Unique issues involved in patenting biotechnology inventions

On behalf of Jon Spiers at JP Spiers PLLC

Learn about the complexity of obtaining intellectual property rights in products and processes from living organisms.

Biotechnological advances have contributed significantly to health care improvements, including new vaccines, medicines and treatments. Biotechnology research on new health care products is often performed by private companies that must protect their inventions against competitors.

The main way to preserve intellectual property rights in biotechnology is through the patent process. Because biotechnology deals with living organisms, granting legal protection to a biotech product raises complex issues.

The World Intellectual Property Organization, called WIPO, defines biotechnology as the "application of cellular and molecular biology to make or modify products or processes," including the following:

  • Scientific attempts to understand and manipulate living material "at the molecular level"
  • Research involving DNA and "genetic information"

Biotechnology can be viewed more broadly. The University of Nebraska notes that in its broadest sense, biotechnology is the "use of living organisms to make a product or run a process," including:

  • Modification of the "genetic material of living cells" to make them do different things or produce new substances
  • Genetic engineering, or transferring DNA between organisms

Biotechnological research can be costly, but lucrative in the medical marketplace, so biotech firms must carefully protect their property rights in their inventions. Patent eligibility requires that the invention be novel, useful and nonobvious.

When the federal government grants patent rights in an invention, others may not produce, use, market, sell or import the product for 20 years. A biotech patent owner may license its rights to another party to produce, market or sell the protected product.

With the globalization of health care processes and products, a biotech inventor may also want to seek international patent protections.

WIPO notes that patenting products and processes developed from living organisms has raised some inherently challenging intellectual property issues:

  • The fine line between discovering something already in the natural world and developing something from living material that can be called a true invention
  • The requirement that an invention be useful is complicated when the invention is in "an early and fundamental state of innovation or a new gene with its future application still not determined"

WIPO's observations are relevant to U.S. patent applicants because U.S. patents are not allowed for naturally occurring processes or things, or abstract ideas. However, if a natural phenomenon is used to create something else that is not naturally occurring, the invention may be patentable.

Complicated U.S. Supreme Court case law on these particular issues has greatly impacted legal issues of biotech patentability.

In addition, the speed of scientific discovery complicates the patent process in swiftly advancing areas of biotechnology. Because the first to file for a patent for a particular invention has the right to it, companies in the same fields of biotech research are under pressure to get their patent applications filed quickly before the other guys can, yet such applications - which can be extremely complex - must still be properly prepared and filed.

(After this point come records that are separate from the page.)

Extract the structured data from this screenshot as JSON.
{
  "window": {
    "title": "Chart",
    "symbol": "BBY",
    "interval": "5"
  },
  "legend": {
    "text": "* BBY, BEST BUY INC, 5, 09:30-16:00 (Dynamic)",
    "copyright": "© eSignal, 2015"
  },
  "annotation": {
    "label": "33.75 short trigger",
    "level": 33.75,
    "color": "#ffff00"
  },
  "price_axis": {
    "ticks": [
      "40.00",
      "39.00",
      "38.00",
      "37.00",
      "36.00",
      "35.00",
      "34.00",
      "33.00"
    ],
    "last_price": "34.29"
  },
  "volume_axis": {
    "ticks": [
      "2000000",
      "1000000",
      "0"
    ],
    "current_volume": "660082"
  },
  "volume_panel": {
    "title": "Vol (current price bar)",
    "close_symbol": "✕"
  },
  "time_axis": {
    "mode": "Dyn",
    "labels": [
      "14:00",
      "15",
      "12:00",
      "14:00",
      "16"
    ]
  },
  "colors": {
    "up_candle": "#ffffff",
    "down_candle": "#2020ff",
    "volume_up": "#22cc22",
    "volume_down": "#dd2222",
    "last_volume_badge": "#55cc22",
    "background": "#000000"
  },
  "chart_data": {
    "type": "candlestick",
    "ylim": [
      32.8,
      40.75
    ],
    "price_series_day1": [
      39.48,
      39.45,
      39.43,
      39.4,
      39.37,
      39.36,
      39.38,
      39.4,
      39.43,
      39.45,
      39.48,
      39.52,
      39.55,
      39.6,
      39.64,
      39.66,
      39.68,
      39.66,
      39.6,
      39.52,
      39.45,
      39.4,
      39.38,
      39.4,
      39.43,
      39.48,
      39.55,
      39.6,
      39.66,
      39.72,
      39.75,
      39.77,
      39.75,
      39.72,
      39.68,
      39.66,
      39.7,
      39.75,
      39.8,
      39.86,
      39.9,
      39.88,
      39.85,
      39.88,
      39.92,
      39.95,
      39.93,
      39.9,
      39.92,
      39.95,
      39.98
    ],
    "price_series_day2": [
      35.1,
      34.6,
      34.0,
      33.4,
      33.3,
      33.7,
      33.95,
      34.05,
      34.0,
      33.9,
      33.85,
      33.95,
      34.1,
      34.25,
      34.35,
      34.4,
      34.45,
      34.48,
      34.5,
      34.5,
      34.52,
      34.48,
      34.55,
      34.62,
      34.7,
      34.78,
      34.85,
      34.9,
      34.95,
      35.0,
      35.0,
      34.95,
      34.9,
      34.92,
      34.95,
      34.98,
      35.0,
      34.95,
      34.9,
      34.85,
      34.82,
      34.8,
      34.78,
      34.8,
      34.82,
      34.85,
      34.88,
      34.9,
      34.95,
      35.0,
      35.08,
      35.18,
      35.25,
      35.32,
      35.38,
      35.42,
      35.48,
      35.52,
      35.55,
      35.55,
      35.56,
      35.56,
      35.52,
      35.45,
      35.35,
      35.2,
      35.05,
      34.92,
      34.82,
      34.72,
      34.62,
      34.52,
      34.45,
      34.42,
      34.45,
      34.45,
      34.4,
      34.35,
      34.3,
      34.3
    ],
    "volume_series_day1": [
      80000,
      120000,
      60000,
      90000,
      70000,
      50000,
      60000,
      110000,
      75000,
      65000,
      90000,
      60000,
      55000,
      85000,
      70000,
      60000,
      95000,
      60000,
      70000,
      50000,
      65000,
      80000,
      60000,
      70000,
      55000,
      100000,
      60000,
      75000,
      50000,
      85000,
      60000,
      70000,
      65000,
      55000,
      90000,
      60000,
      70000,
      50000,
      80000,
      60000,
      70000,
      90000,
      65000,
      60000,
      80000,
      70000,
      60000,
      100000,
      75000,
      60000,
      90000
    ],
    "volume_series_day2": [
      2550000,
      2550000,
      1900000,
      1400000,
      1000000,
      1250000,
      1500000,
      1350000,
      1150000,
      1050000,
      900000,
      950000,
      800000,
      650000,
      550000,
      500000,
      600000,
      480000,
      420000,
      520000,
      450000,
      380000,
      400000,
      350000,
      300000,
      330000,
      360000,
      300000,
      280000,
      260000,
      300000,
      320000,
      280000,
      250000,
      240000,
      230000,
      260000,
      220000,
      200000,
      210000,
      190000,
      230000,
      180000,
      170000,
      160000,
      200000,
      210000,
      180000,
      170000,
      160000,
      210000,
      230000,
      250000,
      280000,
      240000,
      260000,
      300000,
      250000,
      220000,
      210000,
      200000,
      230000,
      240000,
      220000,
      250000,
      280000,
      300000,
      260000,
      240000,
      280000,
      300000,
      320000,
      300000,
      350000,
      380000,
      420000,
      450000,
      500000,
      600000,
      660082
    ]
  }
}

The bottom line is that anyone involved in medical biotechnology research and development should develop a close working relationship with legal counsel who not only understands the complicated laws and procedures in the patent process, but also has a firm grasp of biotech science.

Legal counsel can advise the inventor throughout the inventive process, perform necessary worldwide research on similar inventions, and prepare and prosecute U.S. and international patent applications.

From Houston, the law firm of JP Spiers PLLC, with a lawyer on staff who is also a doctor, serves biotech clients in intellectual property matters and other clients in a wide variety of health care issues.



Keywords: intellectual property, product, process, patent, biotechnology, biotech, invention, genetic, DNA, right